(Items listed in a dataset)
= Beginning of Section =

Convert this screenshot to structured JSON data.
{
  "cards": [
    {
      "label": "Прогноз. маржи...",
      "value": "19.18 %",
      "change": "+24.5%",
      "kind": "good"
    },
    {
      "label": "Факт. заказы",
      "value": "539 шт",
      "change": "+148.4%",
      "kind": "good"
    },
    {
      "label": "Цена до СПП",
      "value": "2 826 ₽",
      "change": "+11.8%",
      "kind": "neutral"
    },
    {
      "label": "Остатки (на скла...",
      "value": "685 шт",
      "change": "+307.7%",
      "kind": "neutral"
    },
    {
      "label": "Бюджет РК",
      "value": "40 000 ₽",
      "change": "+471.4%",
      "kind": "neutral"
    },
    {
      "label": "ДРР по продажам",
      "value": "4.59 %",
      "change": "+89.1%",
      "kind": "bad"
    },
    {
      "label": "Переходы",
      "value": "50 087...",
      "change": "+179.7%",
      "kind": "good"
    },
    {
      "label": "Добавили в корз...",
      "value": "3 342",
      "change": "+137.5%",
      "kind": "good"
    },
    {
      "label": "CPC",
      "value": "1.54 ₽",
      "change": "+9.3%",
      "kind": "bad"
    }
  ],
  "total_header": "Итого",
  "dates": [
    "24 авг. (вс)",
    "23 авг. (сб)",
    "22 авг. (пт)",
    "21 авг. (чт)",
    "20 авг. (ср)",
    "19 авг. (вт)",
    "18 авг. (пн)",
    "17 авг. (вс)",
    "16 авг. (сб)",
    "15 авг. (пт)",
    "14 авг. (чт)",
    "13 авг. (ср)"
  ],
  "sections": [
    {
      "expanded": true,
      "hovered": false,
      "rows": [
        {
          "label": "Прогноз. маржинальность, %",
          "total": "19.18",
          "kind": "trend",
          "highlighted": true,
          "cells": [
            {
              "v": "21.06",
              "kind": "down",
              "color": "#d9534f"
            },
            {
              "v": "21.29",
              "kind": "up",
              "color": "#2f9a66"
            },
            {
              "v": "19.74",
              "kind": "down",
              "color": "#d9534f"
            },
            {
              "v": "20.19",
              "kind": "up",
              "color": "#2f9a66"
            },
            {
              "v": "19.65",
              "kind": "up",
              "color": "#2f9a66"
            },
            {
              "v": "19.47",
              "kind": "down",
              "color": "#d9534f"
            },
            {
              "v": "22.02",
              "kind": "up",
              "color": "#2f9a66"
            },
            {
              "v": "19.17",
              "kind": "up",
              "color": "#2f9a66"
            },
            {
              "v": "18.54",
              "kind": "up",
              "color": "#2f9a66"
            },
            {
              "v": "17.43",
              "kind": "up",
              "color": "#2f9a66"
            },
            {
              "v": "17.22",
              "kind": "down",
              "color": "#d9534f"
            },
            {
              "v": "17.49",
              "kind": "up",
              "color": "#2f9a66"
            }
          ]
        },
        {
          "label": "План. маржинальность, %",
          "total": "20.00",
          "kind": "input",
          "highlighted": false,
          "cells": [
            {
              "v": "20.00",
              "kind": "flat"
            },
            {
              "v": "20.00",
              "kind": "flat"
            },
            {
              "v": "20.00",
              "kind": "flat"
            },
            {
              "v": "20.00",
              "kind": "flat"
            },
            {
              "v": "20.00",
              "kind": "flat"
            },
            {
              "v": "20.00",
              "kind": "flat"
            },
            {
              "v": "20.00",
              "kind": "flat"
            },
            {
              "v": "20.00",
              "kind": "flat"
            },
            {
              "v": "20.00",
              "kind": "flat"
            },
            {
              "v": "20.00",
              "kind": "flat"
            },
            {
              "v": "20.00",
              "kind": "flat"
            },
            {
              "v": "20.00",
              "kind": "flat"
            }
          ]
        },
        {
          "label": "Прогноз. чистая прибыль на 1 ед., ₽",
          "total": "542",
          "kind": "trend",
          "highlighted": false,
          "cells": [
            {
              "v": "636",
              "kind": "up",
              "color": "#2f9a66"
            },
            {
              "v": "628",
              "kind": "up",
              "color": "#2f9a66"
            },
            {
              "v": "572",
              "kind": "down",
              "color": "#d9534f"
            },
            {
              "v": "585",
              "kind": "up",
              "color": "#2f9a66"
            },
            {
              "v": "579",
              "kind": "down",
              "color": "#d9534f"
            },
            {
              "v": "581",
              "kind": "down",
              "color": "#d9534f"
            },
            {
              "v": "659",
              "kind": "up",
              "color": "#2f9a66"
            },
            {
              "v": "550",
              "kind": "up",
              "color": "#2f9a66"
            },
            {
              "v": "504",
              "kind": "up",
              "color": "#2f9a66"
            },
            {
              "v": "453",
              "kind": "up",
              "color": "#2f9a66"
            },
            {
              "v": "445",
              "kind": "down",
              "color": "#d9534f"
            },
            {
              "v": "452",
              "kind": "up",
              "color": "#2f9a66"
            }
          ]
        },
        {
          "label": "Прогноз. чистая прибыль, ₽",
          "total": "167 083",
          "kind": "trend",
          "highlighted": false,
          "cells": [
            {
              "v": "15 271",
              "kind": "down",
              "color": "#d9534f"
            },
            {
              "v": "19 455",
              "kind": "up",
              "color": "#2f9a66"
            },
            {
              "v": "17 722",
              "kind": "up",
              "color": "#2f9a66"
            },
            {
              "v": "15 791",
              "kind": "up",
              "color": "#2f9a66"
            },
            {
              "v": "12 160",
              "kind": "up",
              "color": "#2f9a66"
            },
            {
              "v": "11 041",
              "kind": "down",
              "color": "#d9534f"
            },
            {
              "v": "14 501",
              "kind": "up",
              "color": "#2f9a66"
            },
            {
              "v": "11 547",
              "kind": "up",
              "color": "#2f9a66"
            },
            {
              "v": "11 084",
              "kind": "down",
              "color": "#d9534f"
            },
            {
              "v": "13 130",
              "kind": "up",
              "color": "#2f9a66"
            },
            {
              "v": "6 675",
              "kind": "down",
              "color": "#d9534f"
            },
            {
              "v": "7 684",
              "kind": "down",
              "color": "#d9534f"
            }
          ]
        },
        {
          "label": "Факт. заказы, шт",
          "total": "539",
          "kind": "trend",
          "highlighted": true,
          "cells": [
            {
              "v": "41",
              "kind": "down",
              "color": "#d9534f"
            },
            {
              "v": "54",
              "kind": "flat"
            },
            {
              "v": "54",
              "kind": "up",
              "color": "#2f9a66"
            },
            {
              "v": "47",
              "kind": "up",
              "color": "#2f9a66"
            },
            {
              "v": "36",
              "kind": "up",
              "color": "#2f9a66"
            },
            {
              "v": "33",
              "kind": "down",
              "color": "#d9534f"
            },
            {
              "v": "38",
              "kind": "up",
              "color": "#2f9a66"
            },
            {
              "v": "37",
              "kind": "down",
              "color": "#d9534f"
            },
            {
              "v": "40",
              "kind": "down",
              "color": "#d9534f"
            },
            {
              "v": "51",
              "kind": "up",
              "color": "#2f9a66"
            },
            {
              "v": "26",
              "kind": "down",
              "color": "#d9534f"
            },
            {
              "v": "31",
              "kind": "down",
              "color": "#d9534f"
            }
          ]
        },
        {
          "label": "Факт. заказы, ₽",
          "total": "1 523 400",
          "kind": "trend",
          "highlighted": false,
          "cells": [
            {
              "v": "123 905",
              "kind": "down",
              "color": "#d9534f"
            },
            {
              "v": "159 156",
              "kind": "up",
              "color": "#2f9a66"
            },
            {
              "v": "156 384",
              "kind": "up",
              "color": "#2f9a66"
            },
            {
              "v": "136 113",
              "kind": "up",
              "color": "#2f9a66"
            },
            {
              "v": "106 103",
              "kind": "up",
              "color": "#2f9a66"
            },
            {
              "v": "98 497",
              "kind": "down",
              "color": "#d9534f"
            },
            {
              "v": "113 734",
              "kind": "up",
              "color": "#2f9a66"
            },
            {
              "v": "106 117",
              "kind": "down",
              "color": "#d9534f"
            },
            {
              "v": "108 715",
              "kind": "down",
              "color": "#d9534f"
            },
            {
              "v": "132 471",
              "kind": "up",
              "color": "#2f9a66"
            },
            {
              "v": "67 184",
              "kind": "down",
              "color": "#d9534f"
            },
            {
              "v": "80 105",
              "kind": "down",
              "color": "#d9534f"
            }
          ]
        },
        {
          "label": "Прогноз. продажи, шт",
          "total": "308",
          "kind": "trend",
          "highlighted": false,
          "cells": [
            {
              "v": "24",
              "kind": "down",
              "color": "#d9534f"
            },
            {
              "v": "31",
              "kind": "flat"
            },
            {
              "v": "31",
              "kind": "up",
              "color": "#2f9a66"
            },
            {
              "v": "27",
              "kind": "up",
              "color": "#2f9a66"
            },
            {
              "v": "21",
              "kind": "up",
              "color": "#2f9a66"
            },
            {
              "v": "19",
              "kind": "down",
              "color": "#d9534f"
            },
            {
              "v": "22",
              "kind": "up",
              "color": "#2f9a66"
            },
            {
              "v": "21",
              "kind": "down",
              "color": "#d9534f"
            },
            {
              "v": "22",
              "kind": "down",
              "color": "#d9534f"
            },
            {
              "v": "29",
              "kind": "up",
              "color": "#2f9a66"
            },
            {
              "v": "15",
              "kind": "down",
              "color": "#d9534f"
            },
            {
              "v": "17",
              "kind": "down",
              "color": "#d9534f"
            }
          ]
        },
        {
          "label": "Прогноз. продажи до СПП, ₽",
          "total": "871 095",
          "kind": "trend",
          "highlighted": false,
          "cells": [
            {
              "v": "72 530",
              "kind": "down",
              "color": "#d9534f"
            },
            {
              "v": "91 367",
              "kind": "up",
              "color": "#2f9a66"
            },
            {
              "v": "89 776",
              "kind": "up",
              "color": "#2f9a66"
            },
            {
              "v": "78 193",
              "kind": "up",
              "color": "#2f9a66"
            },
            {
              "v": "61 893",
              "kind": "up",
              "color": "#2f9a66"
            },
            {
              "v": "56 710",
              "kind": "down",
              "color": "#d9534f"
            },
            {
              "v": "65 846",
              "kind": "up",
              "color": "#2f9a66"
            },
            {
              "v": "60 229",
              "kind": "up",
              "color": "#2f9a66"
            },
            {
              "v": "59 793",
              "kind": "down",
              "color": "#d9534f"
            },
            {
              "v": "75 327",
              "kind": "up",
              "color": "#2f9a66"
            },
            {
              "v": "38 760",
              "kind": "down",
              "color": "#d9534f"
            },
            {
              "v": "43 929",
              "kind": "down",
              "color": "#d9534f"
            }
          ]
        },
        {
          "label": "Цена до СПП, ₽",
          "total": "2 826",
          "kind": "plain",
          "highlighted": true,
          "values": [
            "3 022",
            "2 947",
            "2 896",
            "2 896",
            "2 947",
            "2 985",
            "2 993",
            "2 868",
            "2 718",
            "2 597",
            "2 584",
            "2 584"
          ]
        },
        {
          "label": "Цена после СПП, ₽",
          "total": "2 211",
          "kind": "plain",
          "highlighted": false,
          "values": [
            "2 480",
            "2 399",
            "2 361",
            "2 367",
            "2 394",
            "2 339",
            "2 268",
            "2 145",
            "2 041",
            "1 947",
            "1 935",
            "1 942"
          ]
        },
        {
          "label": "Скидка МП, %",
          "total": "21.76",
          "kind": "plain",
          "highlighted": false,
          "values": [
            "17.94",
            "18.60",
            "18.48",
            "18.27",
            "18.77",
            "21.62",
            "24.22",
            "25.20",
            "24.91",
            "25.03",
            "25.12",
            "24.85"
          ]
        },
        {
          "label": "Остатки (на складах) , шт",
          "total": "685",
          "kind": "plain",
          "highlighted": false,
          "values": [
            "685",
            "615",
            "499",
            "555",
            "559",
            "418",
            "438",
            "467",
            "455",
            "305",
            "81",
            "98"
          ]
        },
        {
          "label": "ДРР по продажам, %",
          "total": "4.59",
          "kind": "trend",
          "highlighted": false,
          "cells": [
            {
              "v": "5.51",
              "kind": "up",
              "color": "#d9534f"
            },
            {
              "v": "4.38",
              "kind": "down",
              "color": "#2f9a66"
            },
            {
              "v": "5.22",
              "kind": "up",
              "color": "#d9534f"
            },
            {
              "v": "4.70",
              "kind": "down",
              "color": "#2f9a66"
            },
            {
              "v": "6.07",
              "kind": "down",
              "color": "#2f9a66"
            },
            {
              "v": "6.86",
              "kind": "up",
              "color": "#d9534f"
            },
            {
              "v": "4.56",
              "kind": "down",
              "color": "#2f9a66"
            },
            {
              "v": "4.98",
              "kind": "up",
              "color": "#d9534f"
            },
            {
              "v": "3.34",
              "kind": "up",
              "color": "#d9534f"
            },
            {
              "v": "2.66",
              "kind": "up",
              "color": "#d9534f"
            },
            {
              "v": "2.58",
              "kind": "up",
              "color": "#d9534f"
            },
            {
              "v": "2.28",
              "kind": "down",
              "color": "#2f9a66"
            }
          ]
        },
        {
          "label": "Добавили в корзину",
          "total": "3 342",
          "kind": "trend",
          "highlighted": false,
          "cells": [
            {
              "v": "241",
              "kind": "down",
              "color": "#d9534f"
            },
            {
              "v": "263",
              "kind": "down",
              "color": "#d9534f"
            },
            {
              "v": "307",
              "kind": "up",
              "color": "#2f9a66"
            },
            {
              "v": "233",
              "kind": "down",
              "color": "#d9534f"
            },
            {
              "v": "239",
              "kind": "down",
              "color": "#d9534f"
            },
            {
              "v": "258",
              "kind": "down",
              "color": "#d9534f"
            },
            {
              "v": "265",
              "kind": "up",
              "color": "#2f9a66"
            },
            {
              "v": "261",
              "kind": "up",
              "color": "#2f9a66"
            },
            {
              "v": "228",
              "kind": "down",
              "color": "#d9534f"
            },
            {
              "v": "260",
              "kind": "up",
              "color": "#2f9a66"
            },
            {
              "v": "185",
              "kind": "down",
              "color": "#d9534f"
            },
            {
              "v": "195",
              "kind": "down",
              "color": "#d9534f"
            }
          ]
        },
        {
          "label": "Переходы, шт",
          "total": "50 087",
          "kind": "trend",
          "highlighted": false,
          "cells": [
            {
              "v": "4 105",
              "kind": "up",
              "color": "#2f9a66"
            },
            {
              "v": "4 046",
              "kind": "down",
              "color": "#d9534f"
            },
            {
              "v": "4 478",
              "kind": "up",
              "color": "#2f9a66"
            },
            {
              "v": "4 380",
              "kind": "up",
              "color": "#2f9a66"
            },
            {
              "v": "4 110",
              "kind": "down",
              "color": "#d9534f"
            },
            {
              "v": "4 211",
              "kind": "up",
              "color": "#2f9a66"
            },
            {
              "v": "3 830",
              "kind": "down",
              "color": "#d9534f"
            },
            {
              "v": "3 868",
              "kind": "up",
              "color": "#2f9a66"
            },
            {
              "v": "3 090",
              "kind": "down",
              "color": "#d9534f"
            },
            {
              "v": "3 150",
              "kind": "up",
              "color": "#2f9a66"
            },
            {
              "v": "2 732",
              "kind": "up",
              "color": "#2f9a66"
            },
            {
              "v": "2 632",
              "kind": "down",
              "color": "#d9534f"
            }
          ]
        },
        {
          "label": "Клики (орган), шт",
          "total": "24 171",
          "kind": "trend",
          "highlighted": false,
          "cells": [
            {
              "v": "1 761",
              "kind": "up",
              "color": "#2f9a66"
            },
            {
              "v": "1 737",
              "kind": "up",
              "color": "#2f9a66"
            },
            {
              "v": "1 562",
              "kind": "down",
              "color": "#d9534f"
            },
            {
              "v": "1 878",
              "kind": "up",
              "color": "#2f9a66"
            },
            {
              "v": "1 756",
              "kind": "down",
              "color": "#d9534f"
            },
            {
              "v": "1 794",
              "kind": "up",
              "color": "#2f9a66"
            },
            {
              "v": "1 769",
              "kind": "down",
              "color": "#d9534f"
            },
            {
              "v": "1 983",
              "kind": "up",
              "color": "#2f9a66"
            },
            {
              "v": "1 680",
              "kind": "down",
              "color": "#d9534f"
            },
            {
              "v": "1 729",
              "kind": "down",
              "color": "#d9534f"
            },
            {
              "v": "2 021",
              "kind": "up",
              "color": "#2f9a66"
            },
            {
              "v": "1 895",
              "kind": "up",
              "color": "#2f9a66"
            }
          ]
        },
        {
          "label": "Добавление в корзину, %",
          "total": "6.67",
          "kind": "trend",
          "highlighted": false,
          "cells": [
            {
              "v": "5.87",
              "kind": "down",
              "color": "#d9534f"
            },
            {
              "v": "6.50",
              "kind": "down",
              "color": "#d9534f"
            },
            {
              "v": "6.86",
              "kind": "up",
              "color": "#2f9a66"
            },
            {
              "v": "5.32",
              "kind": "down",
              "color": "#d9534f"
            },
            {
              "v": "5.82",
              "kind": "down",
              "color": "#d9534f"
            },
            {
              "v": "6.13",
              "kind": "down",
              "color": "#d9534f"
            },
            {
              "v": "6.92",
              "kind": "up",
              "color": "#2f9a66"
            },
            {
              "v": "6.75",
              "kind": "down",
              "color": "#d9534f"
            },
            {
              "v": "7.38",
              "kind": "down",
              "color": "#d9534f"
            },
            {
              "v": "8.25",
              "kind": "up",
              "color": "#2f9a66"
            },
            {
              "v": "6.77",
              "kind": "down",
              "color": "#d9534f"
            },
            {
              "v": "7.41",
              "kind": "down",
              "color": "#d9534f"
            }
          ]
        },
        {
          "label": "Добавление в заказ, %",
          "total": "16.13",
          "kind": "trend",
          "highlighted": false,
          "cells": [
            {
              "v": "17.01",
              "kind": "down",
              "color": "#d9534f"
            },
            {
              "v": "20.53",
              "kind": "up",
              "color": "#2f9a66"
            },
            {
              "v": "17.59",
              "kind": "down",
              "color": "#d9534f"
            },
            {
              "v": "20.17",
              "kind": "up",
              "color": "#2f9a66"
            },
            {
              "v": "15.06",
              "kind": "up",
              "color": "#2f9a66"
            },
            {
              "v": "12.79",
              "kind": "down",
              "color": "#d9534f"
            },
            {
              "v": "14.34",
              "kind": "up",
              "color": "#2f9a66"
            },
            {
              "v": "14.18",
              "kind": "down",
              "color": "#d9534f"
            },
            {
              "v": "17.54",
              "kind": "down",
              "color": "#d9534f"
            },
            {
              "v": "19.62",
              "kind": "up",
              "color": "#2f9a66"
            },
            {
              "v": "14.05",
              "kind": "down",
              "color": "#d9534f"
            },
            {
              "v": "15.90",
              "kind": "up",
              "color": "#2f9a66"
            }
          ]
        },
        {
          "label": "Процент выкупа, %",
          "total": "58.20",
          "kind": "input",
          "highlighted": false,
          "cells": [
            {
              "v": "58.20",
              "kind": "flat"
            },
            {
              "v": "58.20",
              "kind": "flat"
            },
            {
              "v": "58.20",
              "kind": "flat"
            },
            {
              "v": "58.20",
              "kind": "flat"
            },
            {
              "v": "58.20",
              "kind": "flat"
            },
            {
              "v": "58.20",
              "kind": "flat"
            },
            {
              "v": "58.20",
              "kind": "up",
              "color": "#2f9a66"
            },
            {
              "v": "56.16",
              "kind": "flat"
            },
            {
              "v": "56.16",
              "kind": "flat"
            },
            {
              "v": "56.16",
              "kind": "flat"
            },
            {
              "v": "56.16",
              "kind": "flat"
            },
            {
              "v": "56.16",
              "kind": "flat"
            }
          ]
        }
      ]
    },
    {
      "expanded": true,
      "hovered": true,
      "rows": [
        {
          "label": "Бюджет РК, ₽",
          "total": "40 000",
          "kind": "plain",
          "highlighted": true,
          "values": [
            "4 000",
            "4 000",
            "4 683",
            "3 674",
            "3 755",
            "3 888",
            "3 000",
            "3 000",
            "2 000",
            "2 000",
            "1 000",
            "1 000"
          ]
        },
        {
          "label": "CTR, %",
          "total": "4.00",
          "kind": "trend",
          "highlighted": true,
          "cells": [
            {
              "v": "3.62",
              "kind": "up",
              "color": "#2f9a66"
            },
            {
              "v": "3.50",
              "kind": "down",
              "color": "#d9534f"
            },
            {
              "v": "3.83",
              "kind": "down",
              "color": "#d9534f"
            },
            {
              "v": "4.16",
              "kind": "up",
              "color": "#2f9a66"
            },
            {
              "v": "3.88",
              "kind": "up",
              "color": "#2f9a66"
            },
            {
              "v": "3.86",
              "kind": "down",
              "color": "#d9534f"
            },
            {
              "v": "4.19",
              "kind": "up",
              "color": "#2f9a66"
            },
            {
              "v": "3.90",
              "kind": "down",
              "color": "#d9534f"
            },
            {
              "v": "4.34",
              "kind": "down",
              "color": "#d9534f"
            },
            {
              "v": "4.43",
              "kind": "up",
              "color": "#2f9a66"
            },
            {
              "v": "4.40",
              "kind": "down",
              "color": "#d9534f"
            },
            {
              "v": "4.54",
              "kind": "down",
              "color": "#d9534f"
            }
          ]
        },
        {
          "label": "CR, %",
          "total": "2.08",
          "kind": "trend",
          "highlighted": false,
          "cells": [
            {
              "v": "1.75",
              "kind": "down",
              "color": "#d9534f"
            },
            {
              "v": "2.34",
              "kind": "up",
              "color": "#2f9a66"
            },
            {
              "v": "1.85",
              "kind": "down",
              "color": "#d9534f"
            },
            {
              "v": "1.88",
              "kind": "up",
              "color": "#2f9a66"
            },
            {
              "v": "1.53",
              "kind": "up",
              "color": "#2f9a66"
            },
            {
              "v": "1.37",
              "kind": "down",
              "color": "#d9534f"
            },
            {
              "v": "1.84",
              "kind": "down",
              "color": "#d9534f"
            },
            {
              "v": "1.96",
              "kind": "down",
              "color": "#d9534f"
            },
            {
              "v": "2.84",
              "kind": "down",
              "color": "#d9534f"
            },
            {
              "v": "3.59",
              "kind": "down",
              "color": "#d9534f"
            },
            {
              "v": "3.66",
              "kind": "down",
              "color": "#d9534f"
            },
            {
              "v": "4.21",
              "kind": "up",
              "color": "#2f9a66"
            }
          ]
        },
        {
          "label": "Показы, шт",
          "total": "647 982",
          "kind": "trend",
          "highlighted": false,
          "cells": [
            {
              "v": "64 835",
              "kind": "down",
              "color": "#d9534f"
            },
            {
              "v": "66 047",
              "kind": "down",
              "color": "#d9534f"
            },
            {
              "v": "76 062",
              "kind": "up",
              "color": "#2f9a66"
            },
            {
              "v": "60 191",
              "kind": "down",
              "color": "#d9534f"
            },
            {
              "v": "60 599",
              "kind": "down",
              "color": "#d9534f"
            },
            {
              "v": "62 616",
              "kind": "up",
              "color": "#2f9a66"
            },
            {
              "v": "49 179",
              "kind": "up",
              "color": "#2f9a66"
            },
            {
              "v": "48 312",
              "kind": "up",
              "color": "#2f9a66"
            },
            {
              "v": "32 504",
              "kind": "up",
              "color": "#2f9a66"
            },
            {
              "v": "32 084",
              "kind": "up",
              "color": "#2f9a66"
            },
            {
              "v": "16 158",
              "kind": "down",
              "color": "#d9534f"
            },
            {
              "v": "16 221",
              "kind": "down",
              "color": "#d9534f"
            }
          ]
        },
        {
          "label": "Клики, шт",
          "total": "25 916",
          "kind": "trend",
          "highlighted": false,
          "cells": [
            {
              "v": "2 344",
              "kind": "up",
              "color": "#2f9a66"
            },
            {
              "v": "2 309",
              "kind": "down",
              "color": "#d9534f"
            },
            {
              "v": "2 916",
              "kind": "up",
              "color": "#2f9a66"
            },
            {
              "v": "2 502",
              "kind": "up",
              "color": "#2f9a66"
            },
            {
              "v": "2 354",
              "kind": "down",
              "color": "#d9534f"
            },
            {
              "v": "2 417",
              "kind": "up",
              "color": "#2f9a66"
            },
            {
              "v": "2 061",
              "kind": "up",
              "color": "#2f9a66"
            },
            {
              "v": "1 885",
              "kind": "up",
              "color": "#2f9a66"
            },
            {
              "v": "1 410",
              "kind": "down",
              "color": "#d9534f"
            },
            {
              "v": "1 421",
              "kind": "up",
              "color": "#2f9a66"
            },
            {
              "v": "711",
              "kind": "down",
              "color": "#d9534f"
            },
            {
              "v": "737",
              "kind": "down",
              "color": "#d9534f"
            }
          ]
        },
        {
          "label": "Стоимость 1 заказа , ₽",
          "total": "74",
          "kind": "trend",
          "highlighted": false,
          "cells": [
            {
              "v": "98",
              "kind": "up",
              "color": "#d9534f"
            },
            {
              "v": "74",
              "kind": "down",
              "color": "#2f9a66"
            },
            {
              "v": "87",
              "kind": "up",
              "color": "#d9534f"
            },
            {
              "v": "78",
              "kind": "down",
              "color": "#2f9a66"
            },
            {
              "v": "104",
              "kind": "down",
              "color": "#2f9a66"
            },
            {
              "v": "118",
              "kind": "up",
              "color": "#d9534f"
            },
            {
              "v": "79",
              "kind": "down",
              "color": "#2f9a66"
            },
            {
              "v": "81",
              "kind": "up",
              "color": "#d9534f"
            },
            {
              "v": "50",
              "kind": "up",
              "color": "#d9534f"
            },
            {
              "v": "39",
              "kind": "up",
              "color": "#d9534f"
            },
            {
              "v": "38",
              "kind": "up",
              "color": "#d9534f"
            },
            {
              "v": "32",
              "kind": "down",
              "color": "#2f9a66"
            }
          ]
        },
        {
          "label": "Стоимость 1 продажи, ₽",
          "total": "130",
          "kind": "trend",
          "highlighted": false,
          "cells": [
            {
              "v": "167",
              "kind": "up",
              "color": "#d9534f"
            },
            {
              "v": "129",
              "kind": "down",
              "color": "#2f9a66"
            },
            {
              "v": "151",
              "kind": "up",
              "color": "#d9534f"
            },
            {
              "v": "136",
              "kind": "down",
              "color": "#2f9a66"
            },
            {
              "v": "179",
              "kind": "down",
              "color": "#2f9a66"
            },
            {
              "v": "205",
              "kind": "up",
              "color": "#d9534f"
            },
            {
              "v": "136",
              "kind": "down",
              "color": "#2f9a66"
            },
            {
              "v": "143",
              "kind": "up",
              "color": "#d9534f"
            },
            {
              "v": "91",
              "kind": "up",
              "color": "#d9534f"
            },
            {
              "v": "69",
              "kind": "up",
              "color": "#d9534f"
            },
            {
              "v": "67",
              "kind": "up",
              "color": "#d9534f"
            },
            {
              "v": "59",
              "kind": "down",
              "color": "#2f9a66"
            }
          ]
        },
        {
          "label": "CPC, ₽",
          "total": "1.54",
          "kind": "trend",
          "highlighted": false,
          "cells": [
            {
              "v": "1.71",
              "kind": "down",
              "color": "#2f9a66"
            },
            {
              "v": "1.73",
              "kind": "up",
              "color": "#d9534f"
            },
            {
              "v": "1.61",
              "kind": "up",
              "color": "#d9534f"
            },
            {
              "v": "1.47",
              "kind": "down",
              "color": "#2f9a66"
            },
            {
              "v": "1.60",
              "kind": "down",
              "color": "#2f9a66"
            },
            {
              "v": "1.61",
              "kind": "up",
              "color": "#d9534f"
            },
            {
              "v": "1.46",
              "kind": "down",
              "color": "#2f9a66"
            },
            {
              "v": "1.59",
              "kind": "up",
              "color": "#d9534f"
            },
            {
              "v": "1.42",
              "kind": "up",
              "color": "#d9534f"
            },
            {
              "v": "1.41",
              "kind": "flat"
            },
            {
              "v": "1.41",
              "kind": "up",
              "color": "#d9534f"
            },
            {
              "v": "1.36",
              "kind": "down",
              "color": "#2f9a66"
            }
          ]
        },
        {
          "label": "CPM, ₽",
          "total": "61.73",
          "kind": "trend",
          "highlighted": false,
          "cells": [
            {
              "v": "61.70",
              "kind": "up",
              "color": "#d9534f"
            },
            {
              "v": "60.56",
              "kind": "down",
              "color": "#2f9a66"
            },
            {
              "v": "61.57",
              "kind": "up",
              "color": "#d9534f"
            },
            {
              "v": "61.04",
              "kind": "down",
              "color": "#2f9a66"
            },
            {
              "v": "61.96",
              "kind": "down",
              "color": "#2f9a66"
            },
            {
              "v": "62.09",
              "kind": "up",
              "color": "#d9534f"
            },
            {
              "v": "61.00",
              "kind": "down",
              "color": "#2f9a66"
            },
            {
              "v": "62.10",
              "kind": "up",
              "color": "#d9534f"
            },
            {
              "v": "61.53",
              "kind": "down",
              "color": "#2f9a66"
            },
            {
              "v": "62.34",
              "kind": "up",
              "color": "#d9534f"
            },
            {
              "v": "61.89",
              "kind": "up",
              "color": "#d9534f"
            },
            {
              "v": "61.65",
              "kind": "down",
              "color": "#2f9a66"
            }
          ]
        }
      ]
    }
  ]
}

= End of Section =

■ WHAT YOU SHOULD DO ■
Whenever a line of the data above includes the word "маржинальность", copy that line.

■ COMPLETED EXERCISE ■
          "label": "Прогноз. маржинальность, %",
          "label": "План. маржинальность, %",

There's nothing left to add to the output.